# [RECORDS PROVIDED]
= = = = =

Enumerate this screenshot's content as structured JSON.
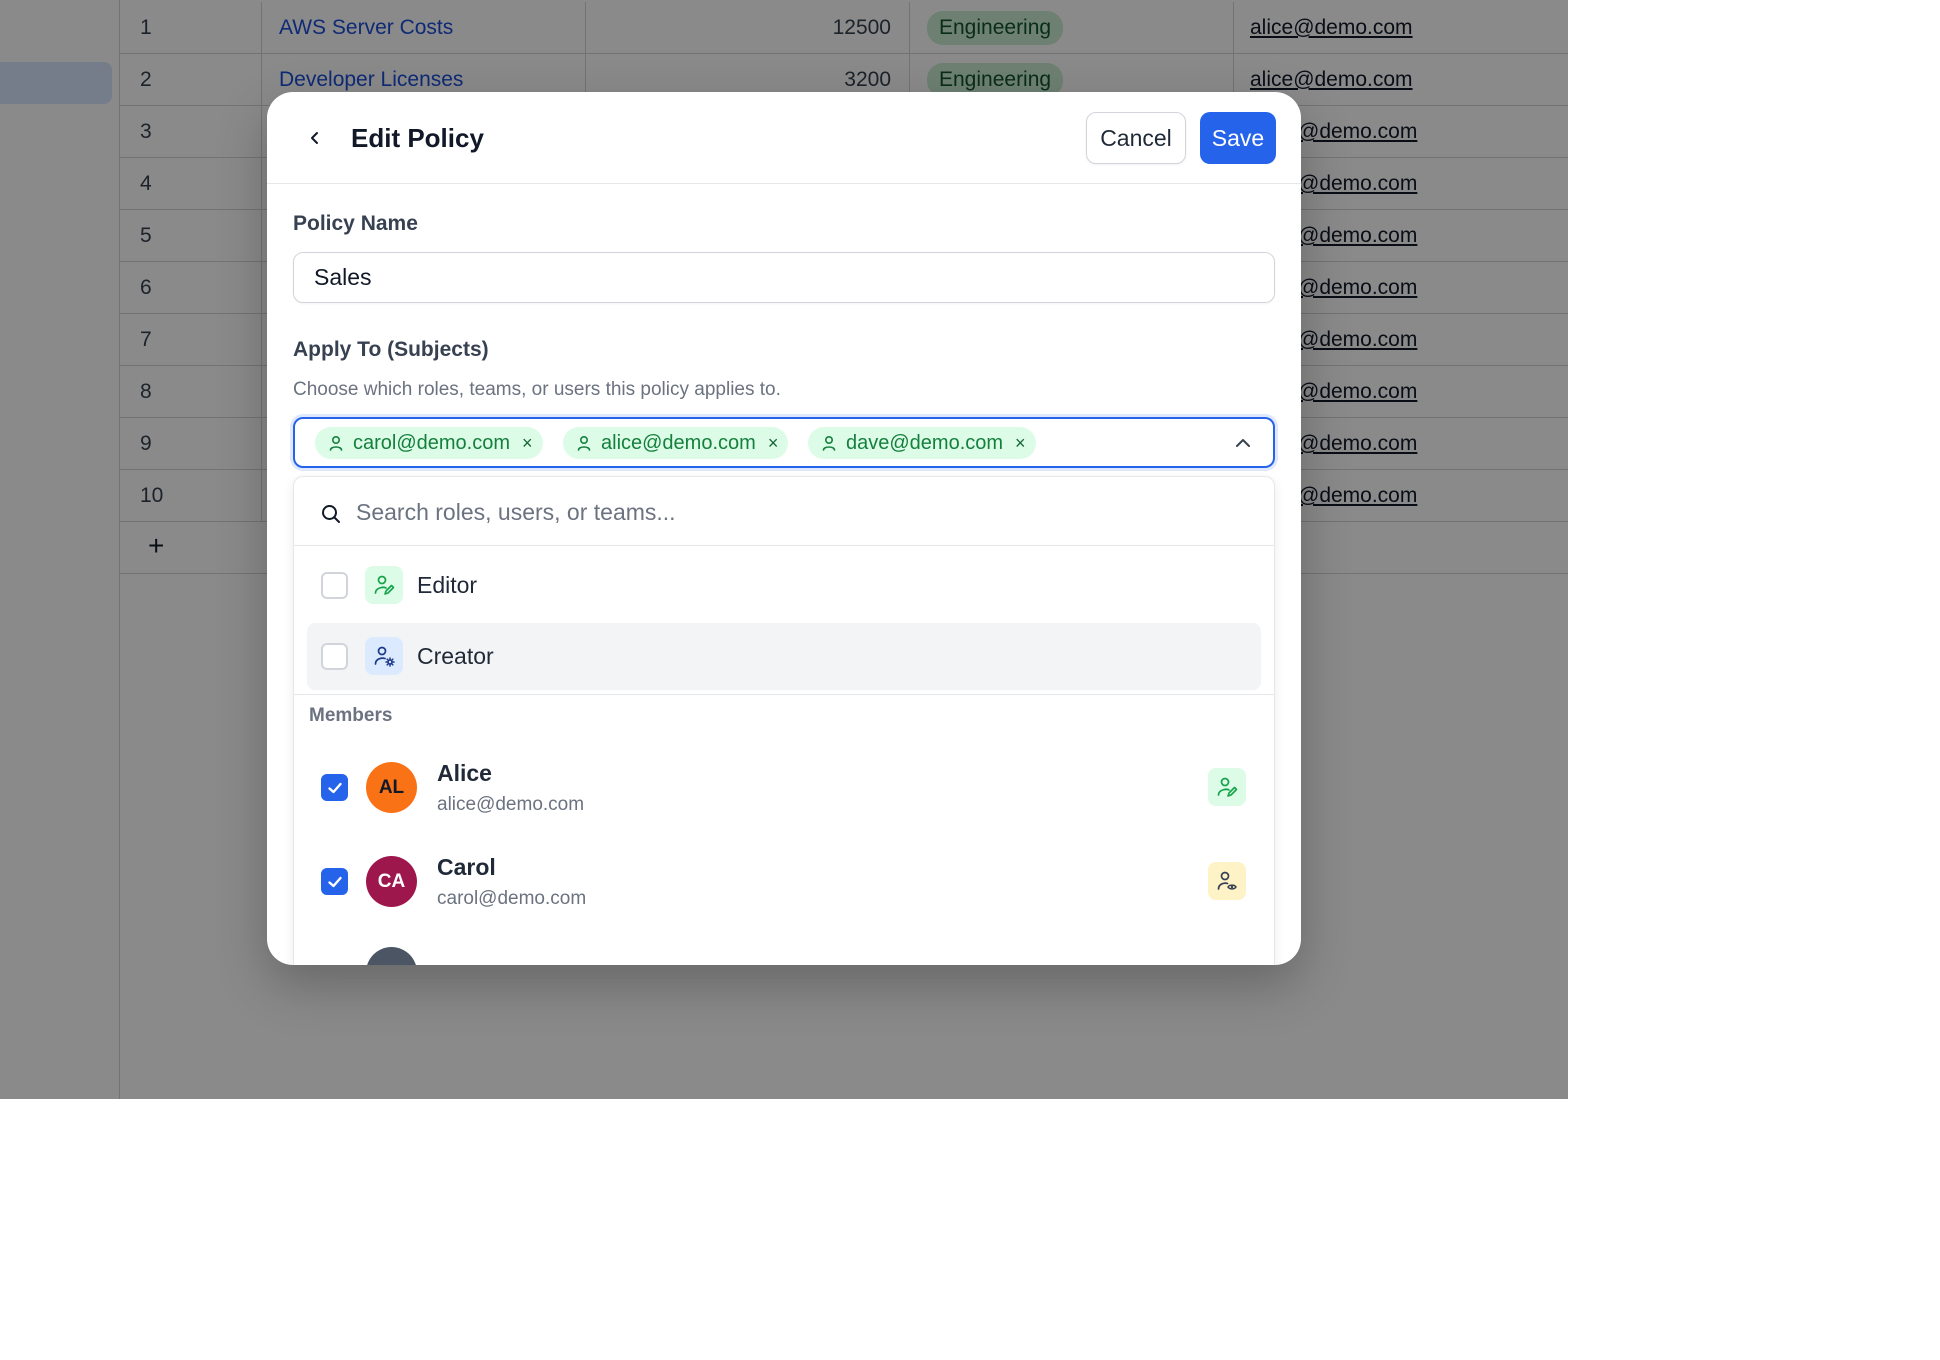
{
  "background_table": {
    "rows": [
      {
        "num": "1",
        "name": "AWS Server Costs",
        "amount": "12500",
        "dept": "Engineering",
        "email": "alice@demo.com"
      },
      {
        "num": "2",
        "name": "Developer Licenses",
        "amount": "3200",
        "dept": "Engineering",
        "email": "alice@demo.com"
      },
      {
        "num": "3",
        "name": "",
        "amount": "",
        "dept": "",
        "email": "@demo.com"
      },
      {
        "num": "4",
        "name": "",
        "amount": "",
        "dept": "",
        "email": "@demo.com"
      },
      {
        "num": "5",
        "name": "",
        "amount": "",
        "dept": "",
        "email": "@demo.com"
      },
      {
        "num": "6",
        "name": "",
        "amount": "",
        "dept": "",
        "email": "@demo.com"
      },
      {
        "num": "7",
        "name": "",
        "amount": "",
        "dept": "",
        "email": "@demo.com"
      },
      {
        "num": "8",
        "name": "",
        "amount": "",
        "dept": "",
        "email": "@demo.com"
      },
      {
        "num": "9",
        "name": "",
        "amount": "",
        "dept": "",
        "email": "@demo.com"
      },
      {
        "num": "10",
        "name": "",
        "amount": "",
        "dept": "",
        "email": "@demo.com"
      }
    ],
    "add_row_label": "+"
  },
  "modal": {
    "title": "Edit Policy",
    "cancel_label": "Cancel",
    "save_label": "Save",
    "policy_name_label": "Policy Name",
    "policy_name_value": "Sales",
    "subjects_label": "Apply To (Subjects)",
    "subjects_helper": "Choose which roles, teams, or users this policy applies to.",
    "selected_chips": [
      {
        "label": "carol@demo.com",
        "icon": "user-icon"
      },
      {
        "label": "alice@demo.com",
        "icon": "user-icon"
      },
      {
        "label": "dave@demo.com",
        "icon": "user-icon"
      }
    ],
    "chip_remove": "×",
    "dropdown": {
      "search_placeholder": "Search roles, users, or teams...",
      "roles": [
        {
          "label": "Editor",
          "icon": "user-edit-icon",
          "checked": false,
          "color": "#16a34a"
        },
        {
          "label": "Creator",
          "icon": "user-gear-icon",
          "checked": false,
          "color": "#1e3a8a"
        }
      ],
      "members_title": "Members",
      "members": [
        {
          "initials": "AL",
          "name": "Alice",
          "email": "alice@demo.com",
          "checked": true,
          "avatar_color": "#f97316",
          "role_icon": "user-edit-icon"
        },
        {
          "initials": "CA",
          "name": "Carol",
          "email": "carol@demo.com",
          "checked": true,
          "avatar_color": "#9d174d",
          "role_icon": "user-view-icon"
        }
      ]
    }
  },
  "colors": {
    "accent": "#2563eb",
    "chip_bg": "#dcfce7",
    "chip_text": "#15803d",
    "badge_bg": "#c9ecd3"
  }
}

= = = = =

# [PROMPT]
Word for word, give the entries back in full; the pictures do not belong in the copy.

# [EXERCISE RESULT]
Enumerate this screenshot's content as structured JSON.
{
  "background_table": {
    "rows": [
      {
        "num": "1",
        "name": "AWS Server Costs",
        "amount": "12500",
        "dept": "Engineering",
        "email": "alice@demo.com"
      },
      {
        "num": "2",
        "name": "Developer Licenses",
        "amount": "3200",
        "dept": "Engineering",
        "email": "alice@demo.com"
      },
      {
        "num": "3",
        "name": "",
        "amount": "",
        "dept": "",
        "email": "@demo.com"
      },
      {
        "num": "4",
        "name": "",
        "amount": "",
        "dept": "",
        "email": "@demo.com"
      },
      {
        "num": "5",
        "name": "",
        "amount": "",
        "dept": "",
        "email": "@demo.com"
      },
      {
        "num": "6",
        "name": "",
        "amount": "",
        "dept": "",
        "email": "@demo.com"
      },
      {
        "num": "7",
        "name": "",
        "amount": "",
        "dept": "",
        "email": "@demo.com"
      },
      {
        "num": "8",
        "name": "",
        "amount": "",
        "dept": "",
        "email": "@demo.com"
      },
      {
        "num": "9",
        "name": "",
        "amount": "",
        "dept": "",
        "email": "@demo.com"
      },
      {
        "num": "10",
        "name": "",
        "amount": "",
        "dept": "",
        "email": "@demo.com"
      }
    ],
    "add_row_label": "+"
  },
  "modal": {
    "title": "Edit Policy",
    "cancel_label": "Cancel",
    "save_label": "Save",
    "policy_name_label": "Policy Name",
    "policy_name_value": "Sales",
    "subjects_label": "Apply To (Subjects)",
    "subjects_helper": "Choose which roles, teams, or users this policy applies to.",
    "selected_chips": [
      {
        "label": "carol@demo.com",
        "icon": "user-icon"
      },
      {
        "label": "alice@demo.com",
        "icon": "user-icon"
      },
      {
        "label": "dave@demo.com",
        "icon": "user-icon"
      }
    ],
    "chip_remove": "×",
    "dropdown": {
      "search_placeholder": "Search roles, users, or teams...",
      "roles": [
        {
          "label": "Editor",
          "icon": "user-edit-icon",
          "checked": false,
          "color": "#16a34a"
        },
        {
          "label": "Creator",
          "icon": "user-gear-icon",
          "checked": false,
          "color": "#1e3a8a"
        }
      ],
      "members_title": "Members",
      "members": [
        {
          "initials": "AL",
          "name": "Alice",
          "email": "alice@demo.com",
          "checked": true,
          "avatar_color": "#f97316",
          "role_icon": "user-edit-icon"
        },
        {
          "initials": "CA",
          "name": "Carol",
          "email": "carol@demo.com",
          "checked": true,
          "avatar_color": "#9d174d",
          "role_icon": "user-view-icon"
        }
      ]
    }
  },
  "colors": {
    "accent": "#2563eb",
    "chip_bg": "#dcfce7",
    "chip_text": "#15803d",
    "badge_bg": "#c9ecd3"
  }
}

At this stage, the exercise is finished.